Since arriving in Paris to start my residency at the Centre Culturel Irlandais, I’ve been mostly in Zoom meetings. Valuing the space for creative focus that that the CCI and Dance Ireland residencies provide, I’ve been trying hard to clear that space of other work. I’ve postponed a lot of conversations and meetings until November but it’s been difficult to say no to everything, whether it’s the ongoing responsibility of the Arts Council Ireland work or other connections such an invitation to chair a roundtable for FICEP – an association of international cultural institutes and organisations in Paris – or joining in a conversation curated by Lian Bell between Maeve Stone, Gary Keegan and me as part of the Irish leg of IETM Multilocation 2020. Part of the reason I find it hard to say no to these invitations is because I worry that not participating will lead to a self-centred disengagement. I feel an obligation to be part of conversations that are working towards better futures for more people. Happily being part of those conversations is also enriching and stimulating and I think more so because I’ve cleared space around them that allows me to reflect on their impact, their resonances, their calls to action, their hints at future direction. Having space allows me to hear better and notice more.
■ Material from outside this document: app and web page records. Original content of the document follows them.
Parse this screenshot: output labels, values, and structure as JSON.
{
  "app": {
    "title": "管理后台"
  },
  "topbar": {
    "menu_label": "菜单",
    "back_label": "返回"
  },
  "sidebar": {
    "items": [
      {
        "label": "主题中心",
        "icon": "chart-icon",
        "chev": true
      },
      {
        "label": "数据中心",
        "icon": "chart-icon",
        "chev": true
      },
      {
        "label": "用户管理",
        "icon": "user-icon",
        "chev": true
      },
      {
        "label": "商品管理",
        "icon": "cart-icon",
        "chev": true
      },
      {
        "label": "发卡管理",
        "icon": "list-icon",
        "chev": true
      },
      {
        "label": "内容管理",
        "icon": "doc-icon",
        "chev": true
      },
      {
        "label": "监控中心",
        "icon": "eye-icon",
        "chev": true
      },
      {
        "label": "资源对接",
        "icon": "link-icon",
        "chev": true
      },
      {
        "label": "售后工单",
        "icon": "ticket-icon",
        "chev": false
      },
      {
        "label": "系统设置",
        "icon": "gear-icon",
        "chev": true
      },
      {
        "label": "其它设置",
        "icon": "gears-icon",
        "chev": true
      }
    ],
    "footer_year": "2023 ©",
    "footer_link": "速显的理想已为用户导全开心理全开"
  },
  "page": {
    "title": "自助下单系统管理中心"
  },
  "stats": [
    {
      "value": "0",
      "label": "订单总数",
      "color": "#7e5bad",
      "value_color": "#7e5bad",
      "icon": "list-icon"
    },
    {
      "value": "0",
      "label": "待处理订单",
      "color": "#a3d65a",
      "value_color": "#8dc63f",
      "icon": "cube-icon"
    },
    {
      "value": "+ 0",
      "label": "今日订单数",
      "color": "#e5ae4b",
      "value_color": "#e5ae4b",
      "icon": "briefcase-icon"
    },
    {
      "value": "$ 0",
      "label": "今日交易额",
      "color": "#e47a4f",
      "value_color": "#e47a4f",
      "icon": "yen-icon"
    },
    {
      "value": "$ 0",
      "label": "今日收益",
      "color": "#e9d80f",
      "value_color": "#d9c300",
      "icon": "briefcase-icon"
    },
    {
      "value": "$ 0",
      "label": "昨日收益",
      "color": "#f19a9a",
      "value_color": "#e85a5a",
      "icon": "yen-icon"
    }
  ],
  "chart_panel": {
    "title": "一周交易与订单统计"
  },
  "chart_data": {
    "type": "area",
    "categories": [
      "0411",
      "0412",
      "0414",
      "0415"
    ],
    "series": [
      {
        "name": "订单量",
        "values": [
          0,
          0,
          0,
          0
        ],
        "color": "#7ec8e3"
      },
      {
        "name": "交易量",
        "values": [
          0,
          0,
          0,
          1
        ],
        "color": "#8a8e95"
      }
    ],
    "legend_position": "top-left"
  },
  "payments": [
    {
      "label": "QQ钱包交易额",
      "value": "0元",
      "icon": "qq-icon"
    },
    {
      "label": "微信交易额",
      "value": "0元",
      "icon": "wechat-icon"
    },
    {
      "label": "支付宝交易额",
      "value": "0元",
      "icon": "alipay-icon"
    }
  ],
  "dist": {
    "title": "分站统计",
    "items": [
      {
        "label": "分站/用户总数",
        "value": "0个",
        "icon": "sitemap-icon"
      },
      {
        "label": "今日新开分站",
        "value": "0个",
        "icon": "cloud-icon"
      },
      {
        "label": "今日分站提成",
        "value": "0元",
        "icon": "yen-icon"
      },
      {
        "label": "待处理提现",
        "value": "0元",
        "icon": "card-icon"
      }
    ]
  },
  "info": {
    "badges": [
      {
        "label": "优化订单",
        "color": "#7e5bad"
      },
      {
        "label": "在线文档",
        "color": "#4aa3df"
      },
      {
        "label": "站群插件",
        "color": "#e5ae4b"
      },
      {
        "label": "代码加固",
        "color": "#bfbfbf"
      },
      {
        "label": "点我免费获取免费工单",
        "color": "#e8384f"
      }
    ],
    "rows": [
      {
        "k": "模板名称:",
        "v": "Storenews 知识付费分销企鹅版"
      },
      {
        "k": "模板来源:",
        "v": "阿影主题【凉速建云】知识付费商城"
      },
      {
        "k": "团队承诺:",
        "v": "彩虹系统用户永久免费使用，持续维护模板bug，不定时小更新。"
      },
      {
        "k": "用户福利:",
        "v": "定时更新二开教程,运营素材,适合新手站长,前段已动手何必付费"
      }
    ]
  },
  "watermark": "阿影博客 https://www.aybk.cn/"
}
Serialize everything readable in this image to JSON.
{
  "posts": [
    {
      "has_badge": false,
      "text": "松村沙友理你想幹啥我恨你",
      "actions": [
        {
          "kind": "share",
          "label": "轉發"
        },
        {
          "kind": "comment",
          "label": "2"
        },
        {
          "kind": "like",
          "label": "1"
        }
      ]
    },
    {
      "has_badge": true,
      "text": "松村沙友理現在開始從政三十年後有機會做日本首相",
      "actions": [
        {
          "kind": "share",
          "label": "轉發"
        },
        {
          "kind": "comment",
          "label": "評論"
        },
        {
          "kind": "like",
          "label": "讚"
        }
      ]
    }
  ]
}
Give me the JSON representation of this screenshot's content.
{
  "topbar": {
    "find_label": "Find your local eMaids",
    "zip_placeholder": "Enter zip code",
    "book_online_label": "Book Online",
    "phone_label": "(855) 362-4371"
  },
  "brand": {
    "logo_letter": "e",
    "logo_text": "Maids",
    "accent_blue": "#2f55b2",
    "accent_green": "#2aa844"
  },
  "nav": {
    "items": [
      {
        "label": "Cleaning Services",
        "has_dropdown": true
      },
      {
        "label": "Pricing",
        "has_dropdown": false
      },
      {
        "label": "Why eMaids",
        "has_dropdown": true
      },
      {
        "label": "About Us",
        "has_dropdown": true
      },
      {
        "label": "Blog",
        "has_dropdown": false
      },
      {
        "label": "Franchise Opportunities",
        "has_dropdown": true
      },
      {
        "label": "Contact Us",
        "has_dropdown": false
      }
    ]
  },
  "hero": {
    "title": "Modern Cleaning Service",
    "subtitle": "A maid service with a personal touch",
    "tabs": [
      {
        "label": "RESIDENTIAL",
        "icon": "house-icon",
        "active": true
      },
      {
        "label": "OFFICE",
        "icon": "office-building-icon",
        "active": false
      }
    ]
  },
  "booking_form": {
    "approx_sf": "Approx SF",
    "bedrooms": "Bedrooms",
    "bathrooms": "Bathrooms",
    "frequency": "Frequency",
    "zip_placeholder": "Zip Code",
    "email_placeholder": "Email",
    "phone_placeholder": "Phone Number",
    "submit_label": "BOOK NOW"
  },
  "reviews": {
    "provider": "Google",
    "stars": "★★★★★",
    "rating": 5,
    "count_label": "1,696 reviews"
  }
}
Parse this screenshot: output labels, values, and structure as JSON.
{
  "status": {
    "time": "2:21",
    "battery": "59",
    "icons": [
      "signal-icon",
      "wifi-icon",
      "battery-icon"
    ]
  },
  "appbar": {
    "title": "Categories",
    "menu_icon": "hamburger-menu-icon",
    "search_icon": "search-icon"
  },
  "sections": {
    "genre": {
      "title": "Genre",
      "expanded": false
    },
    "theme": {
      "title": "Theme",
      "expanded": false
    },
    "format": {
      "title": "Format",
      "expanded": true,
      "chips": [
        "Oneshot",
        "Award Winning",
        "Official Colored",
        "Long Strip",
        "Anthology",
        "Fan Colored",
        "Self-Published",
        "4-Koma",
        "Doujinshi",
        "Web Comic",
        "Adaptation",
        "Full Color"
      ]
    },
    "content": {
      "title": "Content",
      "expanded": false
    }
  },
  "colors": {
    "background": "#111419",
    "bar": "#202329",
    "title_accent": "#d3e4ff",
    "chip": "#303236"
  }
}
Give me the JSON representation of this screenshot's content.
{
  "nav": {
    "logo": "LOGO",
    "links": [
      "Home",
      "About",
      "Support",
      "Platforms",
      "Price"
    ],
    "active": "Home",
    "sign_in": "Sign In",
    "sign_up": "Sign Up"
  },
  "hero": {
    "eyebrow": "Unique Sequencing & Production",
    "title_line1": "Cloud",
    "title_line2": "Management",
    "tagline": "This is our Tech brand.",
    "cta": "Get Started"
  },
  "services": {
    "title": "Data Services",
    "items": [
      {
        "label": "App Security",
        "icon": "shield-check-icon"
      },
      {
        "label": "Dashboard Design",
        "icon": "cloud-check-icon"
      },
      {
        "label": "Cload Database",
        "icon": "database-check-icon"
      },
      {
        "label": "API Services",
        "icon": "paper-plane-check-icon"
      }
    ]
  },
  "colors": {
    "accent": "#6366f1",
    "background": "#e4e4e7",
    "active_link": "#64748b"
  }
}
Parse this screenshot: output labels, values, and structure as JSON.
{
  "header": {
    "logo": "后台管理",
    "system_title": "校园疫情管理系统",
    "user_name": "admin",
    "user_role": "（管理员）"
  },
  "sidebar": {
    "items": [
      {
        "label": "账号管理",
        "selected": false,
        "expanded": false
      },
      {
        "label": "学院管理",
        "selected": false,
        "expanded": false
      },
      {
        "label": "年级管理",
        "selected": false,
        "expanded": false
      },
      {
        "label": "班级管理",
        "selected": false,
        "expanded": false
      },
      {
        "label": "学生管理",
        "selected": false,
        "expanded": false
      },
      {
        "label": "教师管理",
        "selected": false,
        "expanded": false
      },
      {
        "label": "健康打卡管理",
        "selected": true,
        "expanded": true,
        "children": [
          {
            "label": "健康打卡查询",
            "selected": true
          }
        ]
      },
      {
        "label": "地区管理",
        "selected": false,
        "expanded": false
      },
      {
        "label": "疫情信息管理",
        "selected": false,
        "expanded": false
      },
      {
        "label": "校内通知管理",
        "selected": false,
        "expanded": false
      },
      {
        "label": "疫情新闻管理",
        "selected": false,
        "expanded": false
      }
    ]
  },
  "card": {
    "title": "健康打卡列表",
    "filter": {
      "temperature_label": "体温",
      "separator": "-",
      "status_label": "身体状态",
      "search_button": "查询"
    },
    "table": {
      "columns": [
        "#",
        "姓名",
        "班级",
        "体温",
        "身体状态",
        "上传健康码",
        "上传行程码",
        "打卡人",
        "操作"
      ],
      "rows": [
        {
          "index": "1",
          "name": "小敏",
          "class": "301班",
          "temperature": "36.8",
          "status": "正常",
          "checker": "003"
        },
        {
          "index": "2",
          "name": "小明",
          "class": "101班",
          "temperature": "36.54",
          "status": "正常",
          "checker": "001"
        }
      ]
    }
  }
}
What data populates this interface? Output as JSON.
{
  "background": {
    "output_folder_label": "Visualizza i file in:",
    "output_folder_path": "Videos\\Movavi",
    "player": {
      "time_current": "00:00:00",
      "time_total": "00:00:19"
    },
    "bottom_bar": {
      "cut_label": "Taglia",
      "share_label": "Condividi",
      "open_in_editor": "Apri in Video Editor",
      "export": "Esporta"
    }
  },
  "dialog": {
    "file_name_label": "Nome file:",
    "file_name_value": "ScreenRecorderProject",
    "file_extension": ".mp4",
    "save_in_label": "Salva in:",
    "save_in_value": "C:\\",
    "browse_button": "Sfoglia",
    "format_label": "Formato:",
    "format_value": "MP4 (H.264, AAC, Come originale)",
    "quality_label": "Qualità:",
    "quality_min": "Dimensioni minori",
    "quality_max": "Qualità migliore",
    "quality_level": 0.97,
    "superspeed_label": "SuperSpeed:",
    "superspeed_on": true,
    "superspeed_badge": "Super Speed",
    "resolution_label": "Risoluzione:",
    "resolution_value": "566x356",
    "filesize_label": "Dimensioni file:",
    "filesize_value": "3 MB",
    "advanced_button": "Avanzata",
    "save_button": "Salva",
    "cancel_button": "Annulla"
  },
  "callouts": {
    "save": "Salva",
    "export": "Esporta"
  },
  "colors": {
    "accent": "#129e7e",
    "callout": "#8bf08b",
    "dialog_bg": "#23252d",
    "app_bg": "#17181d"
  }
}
Arriving at CCI, I saw centre’s recently published history on the reception desk and saw myself on its front cover, dancing in the CCI courtyard. Though I was rushing through my checking-in to be ready for the first Zoom, the image reminded me that I have danced here before, that I have danced, that I have a history. And I am fortunate to have had the opportunity to insert myself into some institutional histories.
One of the other things that I saw soon after my arrival was the series of manifestos for a new era that CCI co-commissioned from three Irish collectives with Dublin Fringe Festival. Though the live connection that was intended as part of the commission didn’t happen as intended, the collectives’ words have a strong presence in the CCI courtyard. There is a commonality of intersectional inclusion in the manifestos. I was particularly drawn to a paragraph in the WeareGriot manifesto. WeareGriot are a trio of Nigerian-Irish poets and storytellers (Felispeaks, Dagogo Hart, and Samuel Yakura) and their poetic power is evident in the language of the manifesto:
Now, here at the crossroads, a sudden and firm standstill, we find ourselves at the centre of one another, we rotate to see that we have been encompassed, each by the other, one body. We must acknowledge a conversation that must follow and flow inward; into this global community. The beginning is the resistance to singular comfort.
What resonated for me in these words was a recognition that looking inwards needn’t be solipsistic because we are already connected to, in interdependence with others: ‘at the centre of one another’. I’ve written elsewhere about this important recognition of interdependence as a counter to the neoliberal pressure to present oneself as independent, self-sufficient, whole. So to take this time of self-focus need not be a time of separation from others but a time of recognising the others that make me, my reliance on them and also my responsibility/responsiveness to them. I plan for that to be my artistic focus during this time in Paris and with the frame that the Dance Ireland Hatch residency provides.
French philosopher, Lévinas cautions against the presumption to know the other, to comprehend and to apprehend the other’s difference. I don’t think an acknowledgement of interdependence performs that violence: to recognise my kinship with, my relationship of dependence on and responsibility for the never-fully-knowable other exposes us to an even more radical vulnerability, a risk we can’t ever fully mitigate but which is the necessary risk of love.